NCJ Number
Date Published
April 2008
89 pages

This third part of a three-part study of the practical implications of domestic violence research for criminal justice personnel focuses on judges' policies and practices.


The research findings reviewed pertain to the prevalence of domestic violence, what percentage of domestic violence cases reach courts, whether arrest should be encouraged, characteristics of perpetrators and victims, the recidivism rate, the characteristics of recidivists, characteristics of abusers at highest risk for killing their partners, whether prosecution and sentencing of offenders deters recidivism, whether aggressive prosecution and sentencing increases the demand for trials, and appropriate sentences for convicted batterers. Other research reviewed pertains to whether batterer intervention programs prevent reabuse, the effectiveness of civil protective orders, and whether specialized domestic violence courts are effective.
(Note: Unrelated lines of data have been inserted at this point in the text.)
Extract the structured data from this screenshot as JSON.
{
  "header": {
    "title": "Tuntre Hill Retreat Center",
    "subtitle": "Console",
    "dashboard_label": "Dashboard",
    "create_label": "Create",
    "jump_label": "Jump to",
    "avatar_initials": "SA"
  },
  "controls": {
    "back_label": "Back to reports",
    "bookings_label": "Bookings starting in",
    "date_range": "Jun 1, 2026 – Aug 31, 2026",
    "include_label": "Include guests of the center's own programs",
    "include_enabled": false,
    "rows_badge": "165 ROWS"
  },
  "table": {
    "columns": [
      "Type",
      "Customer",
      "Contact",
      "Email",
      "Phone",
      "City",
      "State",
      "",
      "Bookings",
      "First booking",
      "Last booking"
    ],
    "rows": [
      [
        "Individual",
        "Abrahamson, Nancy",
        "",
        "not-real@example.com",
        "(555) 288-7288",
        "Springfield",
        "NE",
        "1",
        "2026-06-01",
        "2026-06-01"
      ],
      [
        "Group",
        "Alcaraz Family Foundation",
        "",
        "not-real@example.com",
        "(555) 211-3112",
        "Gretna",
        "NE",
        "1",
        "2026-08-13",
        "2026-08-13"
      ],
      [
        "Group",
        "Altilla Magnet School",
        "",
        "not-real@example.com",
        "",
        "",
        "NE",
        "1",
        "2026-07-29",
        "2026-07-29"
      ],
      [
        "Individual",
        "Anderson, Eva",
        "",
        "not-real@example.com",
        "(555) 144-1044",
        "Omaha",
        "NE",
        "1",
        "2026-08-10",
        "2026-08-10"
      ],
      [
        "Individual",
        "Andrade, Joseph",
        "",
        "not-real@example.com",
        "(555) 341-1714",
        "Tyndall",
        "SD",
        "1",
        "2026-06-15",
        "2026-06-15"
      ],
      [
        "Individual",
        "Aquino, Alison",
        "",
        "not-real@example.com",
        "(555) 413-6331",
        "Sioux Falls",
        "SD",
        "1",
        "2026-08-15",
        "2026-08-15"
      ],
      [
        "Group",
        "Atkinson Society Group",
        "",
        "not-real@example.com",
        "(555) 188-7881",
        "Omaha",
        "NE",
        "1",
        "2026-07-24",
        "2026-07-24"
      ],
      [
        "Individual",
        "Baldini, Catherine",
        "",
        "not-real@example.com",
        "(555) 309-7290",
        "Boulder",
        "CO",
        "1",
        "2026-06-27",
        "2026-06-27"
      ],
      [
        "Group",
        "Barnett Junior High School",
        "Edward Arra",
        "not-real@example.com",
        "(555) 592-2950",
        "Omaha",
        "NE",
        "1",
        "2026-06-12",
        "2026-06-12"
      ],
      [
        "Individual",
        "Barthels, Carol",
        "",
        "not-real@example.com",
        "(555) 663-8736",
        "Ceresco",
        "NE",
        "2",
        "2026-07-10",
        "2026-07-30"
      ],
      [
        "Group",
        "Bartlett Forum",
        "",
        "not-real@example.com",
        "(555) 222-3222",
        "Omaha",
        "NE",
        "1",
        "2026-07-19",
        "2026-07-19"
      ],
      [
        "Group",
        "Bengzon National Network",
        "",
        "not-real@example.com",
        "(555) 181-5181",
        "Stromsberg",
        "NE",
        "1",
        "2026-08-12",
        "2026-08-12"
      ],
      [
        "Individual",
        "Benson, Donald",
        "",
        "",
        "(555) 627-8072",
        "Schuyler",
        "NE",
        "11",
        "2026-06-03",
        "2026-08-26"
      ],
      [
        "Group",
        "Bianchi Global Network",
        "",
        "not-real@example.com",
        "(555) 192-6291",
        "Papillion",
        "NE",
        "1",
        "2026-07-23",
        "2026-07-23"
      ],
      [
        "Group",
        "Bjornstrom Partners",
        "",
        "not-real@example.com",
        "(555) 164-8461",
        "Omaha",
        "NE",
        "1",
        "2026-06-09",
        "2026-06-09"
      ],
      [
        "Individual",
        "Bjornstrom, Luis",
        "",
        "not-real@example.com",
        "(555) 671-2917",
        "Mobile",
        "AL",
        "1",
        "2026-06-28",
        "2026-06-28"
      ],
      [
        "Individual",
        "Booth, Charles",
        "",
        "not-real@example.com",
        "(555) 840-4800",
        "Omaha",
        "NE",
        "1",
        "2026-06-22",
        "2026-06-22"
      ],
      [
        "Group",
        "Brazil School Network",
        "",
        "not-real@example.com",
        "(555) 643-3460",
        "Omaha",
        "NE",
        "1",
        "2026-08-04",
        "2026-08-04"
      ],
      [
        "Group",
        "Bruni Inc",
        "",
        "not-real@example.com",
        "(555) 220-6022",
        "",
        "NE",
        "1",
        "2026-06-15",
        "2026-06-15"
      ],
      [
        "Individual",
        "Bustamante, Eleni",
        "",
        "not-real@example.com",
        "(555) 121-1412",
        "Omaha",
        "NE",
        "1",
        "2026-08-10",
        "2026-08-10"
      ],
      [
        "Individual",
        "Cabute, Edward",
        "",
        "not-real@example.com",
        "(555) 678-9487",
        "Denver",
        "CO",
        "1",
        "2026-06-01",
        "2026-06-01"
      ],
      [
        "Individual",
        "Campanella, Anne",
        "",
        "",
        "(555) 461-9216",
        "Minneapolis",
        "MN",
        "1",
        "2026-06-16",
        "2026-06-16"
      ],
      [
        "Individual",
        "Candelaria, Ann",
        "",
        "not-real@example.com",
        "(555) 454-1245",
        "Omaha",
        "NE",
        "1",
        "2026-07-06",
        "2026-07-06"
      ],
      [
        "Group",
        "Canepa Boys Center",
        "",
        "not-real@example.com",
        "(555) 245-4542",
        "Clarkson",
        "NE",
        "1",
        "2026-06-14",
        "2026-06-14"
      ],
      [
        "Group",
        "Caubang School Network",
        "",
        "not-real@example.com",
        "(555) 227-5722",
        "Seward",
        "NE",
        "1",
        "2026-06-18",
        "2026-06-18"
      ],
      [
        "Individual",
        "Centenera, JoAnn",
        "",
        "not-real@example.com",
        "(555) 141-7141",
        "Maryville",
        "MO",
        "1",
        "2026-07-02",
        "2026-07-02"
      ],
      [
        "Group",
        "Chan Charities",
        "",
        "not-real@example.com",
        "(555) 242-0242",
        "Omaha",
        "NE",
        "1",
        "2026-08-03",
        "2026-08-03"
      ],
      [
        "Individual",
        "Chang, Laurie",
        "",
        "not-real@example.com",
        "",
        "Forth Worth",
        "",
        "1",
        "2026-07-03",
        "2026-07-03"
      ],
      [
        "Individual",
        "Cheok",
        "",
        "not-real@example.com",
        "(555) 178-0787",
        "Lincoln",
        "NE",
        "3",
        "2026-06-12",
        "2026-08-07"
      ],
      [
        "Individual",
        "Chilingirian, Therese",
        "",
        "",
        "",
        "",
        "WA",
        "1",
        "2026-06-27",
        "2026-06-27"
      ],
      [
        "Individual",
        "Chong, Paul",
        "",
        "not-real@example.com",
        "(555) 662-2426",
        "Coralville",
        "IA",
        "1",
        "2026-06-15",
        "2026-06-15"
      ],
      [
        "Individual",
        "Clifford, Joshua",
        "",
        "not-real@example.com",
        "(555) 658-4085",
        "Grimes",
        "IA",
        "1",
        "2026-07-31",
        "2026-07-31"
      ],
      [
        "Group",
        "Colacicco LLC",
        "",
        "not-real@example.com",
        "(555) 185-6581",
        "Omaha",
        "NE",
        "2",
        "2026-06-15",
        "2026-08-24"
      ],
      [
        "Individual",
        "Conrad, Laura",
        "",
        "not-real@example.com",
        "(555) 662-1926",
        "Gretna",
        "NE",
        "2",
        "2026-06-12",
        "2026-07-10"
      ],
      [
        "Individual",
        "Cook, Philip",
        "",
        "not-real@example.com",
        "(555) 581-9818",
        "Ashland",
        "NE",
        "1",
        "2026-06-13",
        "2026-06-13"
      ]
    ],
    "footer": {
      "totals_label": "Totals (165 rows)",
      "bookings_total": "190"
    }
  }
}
Regarding research on the prevalence and adverse impact of domestic violence on its victims, this study recommends that judges commit sufficient resources and attention to ensure that domestic violence cases are handled efficiently and effectively. It further advises judges to identify stalking behavior and recognize the importance of affording victims maximum protection against these potentially lethal abusers. Also, judges' decisions in domestic violence cases must give priority to the protection of victims, their children, other family members, responding police officers, as well as abusers at risk for suicide. In this regard, judges must insist they receive sufficient information on any pattern of systemic, abusive behaviors that place victims at high risk. In deciding on remedies and sentences upon conviction, judges should assume that the behavior at issue is not unique to the single case. Judges should also be aware that reducing assault charges to nonassault charges allows convicted abusers to retain firearms otherwise prohibited under Federal law. Pretrial and sentencing decisions should consider victim protection, such that abusers are controlled through incarceration or intensive supervision in the community. 200 references and 361 notes

Date Published: April 1, 2008